[Entries from a dataset of interfaces]

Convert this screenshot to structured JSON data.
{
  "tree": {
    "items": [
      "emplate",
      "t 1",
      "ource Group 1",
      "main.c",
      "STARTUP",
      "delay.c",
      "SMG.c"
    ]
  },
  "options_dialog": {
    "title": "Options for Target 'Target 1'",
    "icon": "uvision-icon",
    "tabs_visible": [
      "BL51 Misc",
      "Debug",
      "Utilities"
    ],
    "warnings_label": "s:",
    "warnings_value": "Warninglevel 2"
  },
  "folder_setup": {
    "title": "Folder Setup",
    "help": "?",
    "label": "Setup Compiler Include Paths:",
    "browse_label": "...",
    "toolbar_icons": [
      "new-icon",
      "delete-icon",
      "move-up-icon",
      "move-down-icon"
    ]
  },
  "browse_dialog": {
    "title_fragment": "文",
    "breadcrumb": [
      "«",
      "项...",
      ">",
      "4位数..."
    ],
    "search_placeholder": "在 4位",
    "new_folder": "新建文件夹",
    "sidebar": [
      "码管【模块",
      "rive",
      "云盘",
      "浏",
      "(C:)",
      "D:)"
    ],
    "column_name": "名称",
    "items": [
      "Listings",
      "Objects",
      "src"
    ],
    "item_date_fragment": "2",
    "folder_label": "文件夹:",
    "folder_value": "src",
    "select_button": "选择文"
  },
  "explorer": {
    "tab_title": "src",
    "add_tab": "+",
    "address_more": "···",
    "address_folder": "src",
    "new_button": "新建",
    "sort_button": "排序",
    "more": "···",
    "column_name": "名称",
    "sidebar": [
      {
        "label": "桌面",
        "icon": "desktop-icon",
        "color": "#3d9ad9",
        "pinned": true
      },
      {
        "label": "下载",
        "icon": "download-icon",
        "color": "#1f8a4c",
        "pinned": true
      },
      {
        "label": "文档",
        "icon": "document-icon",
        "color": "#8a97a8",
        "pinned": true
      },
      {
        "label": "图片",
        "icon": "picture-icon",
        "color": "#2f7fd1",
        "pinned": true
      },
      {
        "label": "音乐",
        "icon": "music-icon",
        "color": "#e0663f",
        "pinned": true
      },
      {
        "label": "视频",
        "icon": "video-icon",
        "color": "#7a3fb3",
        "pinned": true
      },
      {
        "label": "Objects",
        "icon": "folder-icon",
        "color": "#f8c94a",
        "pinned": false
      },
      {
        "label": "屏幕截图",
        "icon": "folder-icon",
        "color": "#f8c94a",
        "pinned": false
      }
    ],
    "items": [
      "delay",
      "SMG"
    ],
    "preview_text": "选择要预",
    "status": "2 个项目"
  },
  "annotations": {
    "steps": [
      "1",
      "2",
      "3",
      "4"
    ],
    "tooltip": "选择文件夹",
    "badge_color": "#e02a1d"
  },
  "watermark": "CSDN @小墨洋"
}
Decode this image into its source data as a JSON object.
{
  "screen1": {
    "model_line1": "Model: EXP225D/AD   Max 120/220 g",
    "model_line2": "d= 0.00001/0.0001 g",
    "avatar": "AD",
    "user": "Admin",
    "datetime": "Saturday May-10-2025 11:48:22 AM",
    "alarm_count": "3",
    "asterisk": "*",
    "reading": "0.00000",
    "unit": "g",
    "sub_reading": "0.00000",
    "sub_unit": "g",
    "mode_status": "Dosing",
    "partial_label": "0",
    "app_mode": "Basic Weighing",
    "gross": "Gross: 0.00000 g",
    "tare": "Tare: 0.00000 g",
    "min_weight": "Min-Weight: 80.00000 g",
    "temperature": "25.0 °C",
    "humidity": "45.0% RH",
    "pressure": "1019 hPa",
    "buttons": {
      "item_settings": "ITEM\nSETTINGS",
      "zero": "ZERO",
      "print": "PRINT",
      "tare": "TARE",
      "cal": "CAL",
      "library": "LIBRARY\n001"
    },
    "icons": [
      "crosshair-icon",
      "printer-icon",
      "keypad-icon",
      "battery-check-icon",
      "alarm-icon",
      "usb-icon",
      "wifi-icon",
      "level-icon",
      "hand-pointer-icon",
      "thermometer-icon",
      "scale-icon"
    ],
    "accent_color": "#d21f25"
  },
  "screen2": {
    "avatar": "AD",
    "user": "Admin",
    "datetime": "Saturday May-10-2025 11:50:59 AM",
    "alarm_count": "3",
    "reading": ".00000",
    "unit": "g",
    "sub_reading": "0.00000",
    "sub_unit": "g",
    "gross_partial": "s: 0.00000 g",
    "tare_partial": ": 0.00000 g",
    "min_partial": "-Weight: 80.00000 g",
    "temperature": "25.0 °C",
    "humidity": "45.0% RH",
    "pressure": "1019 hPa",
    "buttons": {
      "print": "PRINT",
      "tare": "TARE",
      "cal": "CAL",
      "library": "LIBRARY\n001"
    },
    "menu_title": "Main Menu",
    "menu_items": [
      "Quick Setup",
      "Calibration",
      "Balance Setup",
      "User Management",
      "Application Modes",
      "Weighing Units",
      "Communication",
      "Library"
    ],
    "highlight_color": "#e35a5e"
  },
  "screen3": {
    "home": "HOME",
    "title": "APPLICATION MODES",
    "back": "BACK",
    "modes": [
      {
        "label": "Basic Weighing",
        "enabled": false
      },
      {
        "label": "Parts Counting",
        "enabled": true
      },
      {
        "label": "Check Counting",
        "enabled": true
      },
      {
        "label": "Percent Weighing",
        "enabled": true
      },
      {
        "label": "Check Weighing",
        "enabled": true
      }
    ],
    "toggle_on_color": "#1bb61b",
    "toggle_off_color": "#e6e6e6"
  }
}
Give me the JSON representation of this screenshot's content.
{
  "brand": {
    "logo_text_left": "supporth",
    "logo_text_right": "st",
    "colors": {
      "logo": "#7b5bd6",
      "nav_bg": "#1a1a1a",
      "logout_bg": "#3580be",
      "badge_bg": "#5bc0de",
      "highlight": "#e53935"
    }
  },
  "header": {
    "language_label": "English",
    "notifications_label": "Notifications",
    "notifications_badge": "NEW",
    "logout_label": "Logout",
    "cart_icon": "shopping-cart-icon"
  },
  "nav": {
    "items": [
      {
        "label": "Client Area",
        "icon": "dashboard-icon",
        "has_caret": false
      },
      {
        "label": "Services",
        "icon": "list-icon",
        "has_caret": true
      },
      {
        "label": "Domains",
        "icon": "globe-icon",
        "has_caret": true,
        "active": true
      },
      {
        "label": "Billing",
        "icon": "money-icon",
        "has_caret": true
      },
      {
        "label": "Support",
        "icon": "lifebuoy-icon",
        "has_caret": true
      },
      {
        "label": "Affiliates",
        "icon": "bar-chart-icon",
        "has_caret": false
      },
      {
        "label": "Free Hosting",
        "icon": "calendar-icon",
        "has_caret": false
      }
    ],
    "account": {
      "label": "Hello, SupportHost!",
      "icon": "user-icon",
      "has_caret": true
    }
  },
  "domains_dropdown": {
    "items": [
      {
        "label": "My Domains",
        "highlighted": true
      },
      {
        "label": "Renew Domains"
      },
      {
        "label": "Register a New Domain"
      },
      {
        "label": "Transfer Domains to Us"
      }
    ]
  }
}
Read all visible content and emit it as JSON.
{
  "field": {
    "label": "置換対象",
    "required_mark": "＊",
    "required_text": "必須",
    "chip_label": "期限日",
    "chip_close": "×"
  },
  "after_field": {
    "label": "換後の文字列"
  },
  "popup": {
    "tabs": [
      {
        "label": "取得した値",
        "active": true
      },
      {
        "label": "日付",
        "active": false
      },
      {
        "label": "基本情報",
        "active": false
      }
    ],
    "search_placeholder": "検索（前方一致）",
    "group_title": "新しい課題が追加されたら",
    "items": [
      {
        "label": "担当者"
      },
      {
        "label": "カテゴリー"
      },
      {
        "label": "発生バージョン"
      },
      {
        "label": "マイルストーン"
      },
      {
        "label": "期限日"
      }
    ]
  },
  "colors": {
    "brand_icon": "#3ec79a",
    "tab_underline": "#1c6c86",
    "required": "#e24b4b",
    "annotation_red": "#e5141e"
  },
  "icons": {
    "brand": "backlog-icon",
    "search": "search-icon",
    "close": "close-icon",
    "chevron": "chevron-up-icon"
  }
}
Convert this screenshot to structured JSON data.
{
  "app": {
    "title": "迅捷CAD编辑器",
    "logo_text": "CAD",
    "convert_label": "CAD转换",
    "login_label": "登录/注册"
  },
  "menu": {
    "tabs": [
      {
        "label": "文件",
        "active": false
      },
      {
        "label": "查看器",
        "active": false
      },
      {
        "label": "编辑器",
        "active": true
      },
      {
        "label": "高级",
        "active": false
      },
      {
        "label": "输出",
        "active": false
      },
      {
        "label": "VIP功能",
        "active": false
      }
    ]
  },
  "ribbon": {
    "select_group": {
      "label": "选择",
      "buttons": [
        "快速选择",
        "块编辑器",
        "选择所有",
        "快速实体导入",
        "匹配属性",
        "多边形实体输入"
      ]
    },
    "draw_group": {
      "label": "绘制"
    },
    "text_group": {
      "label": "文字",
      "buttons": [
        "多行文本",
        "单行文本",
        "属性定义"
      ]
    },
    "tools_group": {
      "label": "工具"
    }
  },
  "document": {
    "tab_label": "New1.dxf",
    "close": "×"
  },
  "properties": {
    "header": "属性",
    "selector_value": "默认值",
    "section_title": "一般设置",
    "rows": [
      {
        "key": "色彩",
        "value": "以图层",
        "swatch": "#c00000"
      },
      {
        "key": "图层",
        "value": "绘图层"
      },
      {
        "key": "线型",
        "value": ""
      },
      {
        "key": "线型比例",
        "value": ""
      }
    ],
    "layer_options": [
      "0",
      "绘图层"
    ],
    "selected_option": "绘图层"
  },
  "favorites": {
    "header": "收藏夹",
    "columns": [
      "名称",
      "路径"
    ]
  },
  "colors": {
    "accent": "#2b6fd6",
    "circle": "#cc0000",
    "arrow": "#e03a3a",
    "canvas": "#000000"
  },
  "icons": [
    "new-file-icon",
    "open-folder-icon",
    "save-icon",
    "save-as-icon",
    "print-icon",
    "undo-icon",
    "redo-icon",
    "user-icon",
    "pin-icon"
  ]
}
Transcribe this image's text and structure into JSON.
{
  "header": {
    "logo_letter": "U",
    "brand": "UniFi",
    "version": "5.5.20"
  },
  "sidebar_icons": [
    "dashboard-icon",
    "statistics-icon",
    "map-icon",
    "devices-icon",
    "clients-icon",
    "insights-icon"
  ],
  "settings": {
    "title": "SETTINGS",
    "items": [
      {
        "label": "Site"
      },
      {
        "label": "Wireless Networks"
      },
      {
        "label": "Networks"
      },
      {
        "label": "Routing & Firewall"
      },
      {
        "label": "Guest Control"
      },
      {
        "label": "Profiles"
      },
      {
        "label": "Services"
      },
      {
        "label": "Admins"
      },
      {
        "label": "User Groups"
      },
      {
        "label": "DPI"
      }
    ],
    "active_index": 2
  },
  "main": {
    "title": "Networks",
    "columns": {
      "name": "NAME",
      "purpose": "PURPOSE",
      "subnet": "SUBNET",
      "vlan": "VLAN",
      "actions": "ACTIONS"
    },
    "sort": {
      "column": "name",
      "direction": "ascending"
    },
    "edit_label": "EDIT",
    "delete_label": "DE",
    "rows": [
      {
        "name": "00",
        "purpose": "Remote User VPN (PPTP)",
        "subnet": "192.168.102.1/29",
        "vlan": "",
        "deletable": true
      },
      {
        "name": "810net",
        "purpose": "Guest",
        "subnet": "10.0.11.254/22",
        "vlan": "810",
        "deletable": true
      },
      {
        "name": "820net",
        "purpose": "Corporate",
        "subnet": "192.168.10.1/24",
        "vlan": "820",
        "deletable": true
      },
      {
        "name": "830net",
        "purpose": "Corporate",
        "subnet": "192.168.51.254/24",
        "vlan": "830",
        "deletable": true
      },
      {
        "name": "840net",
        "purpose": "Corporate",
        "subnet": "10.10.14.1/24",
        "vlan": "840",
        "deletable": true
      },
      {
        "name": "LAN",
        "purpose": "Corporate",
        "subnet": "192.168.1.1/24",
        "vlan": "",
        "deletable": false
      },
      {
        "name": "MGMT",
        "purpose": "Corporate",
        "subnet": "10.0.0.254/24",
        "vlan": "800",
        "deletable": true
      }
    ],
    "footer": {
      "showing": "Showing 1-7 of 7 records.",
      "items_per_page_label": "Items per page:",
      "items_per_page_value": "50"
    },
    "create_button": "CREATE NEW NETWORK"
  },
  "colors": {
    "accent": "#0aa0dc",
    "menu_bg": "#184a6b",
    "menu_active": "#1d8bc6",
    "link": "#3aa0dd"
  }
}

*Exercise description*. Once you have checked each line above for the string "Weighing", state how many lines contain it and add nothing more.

*Response area*. 5